Records for this exercise =
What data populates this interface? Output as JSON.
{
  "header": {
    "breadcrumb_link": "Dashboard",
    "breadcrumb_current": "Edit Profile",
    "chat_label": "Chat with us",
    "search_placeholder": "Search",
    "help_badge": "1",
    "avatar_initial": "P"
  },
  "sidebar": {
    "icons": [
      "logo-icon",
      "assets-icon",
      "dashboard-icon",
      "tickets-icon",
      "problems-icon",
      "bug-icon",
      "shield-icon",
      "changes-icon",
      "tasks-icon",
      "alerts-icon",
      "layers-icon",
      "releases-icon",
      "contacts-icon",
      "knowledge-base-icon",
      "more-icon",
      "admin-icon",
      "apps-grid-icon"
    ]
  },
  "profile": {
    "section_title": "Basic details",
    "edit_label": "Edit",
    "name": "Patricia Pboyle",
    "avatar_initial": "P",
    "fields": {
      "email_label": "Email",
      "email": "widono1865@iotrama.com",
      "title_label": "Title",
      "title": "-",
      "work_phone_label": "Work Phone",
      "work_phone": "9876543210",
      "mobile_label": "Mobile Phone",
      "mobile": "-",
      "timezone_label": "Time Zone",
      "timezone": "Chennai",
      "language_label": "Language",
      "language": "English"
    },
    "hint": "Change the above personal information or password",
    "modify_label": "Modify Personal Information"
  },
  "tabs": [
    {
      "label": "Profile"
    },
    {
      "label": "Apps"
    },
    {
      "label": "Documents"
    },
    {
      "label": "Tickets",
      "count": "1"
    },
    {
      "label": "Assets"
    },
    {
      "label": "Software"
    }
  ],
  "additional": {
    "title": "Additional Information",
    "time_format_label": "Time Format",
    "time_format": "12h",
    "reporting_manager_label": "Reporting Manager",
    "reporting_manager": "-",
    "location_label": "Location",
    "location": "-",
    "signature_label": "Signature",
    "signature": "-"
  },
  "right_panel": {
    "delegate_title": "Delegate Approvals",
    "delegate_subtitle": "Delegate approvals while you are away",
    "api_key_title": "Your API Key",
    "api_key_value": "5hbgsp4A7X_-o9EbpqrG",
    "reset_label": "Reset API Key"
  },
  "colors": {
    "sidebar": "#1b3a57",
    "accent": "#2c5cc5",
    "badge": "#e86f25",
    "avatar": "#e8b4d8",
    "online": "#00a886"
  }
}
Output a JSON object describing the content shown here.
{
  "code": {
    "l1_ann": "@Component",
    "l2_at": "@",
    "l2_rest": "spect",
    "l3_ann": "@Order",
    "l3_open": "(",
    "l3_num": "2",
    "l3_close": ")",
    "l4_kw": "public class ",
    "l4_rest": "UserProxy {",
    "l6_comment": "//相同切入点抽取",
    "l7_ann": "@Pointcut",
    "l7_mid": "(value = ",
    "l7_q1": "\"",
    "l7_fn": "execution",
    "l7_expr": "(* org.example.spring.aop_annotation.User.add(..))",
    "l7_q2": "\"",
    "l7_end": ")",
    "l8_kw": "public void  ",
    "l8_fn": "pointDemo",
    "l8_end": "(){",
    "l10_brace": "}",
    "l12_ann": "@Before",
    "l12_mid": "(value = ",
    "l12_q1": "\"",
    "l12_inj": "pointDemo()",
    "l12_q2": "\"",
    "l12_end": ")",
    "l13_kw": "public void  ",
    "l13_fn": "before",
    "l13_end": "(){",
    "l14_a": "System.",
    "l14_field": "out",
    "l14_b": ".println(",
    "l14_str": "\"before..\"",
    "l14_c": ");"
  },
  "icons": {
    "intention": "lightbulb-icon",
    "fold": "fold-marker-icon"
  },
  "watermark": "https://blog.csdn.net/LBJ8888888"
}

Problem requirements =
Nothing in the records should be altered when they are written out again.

Finished task =
What data populates this interface? Output as JSON.
{
  "header": {
    "breadcrumb_link": "Dashboard",
    "breadcrumb_current": "Edit Profile",
    "chat_label": "Chat with us",
    "search_placeholder": "Search",
    "help_badge": "1",
    "avatar_initial": "P"
  },
  "sidebar": {
    "icons": [
      "logo-icon",
      "assets-icon",
      "dashboard-icon",
      "tickets-icon",
      "problems-icon",
      "bug-icon",
      "shield-icon",
      "changes-icon",
      "tasks-icon",
      "alerts-icon",
      "layers-icon",
      "releases-icon",
      "contacts-icon",
      "knowledge-base-icon",
      "more-icon",
      "admin-icon",
      "apps-grid-icon"
    ]
  },
  "profile": {
    "section_title": "Basic details",
    "edit_label": "Edit",
    "name": "Patricia Pboyle",
    "avatar_initial": "P",
    "fields": {
      "email_label": "Email",
      "email": "widono1865@iotrama.com",
      "title_label": "Title",
      "title": "-",
      "work_phone_label": "Work Phone",
      "work_phone": "9876543210",
      "mobile_label": "Mobile Phone",
      "mobile": "-",
      "timezone_label": "Time Zone",
      "timezone": "Chennai",
      "language_label": "Language",
      "language": "English"
    },
    "hint": "Change the above personal information or password",
    "modify_label": "Modify Personal Information"
  },
  "tabs": [
    {
      "label": "Profile"
    },
    {
      "label": "Apps"
    },
    {
      "label": "Documents"
    },
    {
      "label": "Tickets",
      "count": "1"
    },
    {
      "label": "Assets"
    },
    {
      "label": "Software"
    }
  ],
  "additional": {
    "title": "Additional Information",
    "time_format_label": "Time Format",
    "time_format": "12h",
    "reporting_manager_label": "Reporting Manager",
    "reporting_manager": "-",
    "location_label": "Location",
    "location": "-",
    "signature_label": "Signature",
    "signature": "-"
  },
  "right_panel": {
    "delegate_title": "Delegate Approvals",
    "delegate_subtitle": "Delegate approvals while you are away",
    "api_key_title": "Your API Key",
    "api_key_value": "5hbgsp4A7X_-o9EbpqrG",
    "reset_label": "Reset API Key"
  },
  "colors": {
    "sidebar": "#1b3a57",
    "accent": "#2c5cc5",
    "badge": "#e86f25",
    "avatar": "#e8b4d8",
    "online": "#00a886"
  }
}
Output a JSON object describing the content shown here.
{
  "code": {
    "l1_ann": "@Component",
    "l2_at": "@",
    "l2_rest": "spect",
    "l3_ann": "@Order",
    "l3_open": "(",
    "l3_num": "2",
    "l3_close": ")",
    "l4_kw": "public class ",
    "l4_rest": "UserProxy {",
    "l6_comment": "//相同切入点抽取",
    "l7_ann": "@Pointcut",
    "l7_mid": "(value = ",
    "l7_q1": "\"",
    "l7_fn": "execution",
    "l7_expr": "(* org.example.spring.aop_annotation.User.add(..))",
    "l7_q2": "\"",
    "l7_end": ")",
    "l8_kw": "public void  ",
    "l8_fn": "pointDemo",
    "l8_end": "(){",
    "l10_brace": "}",
    "l12_ann": "@Before",
    "l12_mid": "(value = ",
    "l12_q1": "\"",
    "l12_inj": "pointDemo()",
    "l12_q2": "\"",
    "l12_end": ")",
    "l13_kw": "public void  ",
    "l13_fn": "before",
    "l13_end": "(){",
    "l14_a": "System.",
    "l14_field": "out",
    "l14_b": ".println(",
    "l14_str": "\"before..\"",
    "l14_c": ");"
  },
  "icons": {
    "intention": "lightbulb-icon",
    "fold": "fold-marker-icon"
  },
  "watermark": "https://blog.csdn.net/LBJ8888888"
}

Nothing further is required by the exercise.